He said, “The fact that they cannot find it possible with all of their MBAs to operate a few local news stations, in British Columbia, to ensure that people get accurate, impartial, reliable information in an age of disinformation and social media craziness is such an abandonment of any idea of corporate responsibility…I find it reprehensible…I think it’s appalling.”

He went on, “On behalf of all of the families, of the journalists, the media outlets, on behalf of all British Columbians that have watched their local news stations slowly turned to garbage by these companies, who now say, unsurprisingly, that there’s not a lot of support for them, I just want to say, 'Shame on you.'"

The premier’s outspoken support for local journalism was admirable. We hope that unwavering support and passion will continue into next week’s speech from the throne. 

There are four policies he can champion that will help support quality public service reporting in the province.  

First, B.C. should follow Ontario’s example and exempt newspapers from extended producer responsibility fees. The capture of newspapers in B.C.’s regulation fails to recognize that newspaper is the product, not the packaging, and effectively subsidizes actual waste producers. The B.C. government exempts paperback romance novels and single-use paper towels from the regulation, yet they are trying to have publishers pay excessive fees to Recycle BC — a monopoly run by large retailers and packaged goods companies — which will most likely result in the direct loss of about 80 local journalism jobs in B.C. and the shuttering of some newspapers.

Second, Eby should direct 25 per cent of the province’s domestic advertising spend to support local news. B.C.’s news publishers and other local media organizations have earned the trust of millions of British Columbians by providing news and information that is relevant and reliable. Like many provincial and municipal governments, B.C. does not disclose where provincial ad dollars are spent. Looking at the federal government’s most recent advertising report, we know that too many dollars are going to Facebook/Instagram, X (formerly Twitter) and TikTok — social media giants that do little to combat misinformation and disinformation.
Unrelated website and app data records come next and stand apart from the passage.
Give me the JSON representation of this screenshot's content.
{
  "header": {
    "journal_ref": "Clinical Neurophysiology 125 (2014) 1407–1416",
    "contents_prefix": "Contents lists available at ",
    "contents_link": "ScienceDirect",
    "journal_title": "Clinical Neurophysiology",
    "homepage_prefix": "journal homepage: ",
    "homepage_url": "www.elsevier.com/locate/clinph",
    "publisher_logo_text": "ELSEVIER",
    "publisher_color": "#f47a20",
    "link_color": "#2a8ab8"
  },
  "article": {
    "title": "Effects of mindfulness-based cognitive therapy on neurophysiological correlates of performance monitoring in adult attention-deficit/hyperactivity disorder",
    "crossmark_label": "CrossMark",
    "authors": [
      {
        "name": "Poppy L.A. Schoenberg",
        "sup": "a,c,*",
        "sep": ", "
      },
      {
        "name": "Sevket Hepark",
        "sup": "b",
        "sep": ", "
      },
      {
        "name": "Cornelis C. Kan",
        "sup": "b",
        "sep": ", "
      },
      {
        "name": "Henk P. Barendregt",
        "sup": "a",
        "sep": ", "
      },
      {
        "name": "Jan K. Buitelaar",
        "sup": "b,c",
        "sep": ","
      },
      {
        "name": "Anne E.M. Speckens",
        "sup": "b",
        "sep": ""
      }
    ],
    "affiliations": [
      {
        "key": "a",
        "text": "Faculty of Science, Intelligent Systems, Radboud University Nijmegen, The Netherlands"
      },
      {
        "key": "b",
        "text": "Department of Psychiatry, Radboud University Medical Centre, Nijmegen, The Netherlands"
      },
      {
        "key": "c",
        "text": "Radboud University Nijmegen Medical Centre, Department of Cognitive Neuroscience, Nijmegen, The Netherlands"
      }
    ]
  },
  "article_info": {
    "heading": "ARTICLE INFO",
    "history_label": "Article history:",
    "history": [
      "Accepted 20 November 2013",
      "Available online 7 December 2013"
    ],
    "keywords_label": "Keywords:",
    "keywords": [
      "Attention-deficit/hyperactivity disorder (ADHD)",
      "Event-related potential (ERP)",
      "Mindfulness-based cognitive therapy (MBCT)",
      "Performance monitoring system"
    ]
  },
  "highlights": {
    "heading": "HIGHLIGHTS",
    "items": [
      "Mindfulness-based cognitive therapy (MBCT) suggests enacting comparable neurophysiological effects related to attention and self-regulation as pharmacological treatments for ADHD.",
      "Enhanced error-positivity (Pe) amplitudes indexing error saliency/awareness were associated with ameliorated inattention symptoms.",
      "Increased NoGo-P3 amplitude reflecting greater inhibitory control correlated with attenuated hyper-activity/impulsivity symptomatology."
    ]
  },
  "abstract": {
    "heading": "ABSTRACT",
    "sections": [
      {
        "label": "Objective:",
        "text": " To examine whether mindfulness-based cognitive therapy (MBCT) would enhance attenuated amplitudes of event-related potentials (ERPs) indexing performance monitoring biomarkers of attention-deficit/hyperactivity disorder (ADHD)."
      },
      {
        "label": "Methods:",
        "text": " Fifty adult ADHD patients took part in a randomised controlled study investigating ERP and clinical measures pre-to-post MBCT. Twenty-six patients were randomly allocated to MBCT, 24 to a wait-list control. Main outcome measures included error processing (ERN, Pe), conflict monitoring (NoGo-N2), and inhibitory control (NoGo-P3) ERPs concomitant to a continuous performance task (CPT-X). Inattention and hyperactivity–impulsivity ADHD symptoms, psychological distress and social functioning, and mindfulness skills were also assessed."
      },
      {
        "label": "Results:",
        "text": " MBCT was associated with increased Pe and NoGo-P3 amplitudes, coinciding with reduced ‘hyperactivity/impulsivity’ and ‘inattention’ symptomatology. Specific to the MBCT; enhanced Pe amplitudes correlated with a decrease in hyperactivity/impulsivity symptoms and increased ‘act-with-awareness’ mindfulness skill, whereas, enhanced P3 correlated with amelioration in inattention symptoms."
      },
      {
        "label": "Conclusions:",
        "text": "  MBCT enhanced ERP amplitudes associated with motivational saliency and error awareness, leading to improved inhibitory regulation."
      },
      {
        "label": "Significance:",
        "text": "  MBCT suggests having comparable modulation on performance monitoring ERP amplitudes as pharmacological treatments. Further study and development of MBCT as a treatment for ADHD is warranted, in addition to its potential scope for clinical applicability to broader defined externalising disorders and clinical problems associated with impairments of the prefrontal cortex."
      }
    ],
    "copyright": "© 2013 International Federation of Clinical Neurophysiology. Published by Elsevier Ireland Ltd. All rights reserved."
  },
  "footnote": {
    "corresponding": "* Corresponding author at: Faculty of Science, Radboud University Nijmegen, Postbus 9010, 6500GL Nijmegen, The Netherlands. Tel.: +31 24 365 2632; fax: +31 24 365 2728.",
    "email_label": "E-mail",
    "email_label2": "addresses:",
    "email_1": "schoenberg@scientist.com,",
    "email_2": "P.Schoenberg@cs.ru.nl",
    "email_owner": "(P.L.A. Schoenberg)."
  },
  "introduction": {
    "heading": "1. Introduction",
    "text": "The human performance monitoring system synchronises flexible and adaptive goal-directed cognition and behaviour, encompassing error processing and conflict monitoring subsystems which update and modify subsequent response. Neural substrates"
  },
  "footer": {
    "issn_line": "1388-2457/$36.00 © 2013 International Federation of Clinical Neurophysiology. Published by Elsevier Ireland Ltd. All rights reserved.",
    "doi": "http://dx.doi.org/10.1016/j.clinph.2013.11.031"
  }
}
Third, Eby can borrow a page from Quebec’s approach and introduce a 35 per cent refundable news media labour tax credit. This credit has saved jobs and put journalism on a more sustainable footing in that province.    

Fourth, Victoria could introduce a provincial program similar to the federal government’s Local Journalism Initiative or the California Local News Fellowship. Funding journalist positions in areas of news poverty, particularly in remote areas in the province would help keep communities informed and connected.

To date, the federal government has adopted a suite of policies designed to support quality public service journalism.

Now is the time for other provincial governments, including British Columbia, to do the same. The Feb. 20 speech from the throne is the time to put Premier Eby’s passionate words into concrete action. The cost of inaction will result in the loss of journalism jobs, the shuttering of local media outlets, and a less informed and less engaged citizenry.

Paul Deegan is President and Chief Executive Officer of News Media Canada

Brent Jolly is President of the Canadian Association of Journalists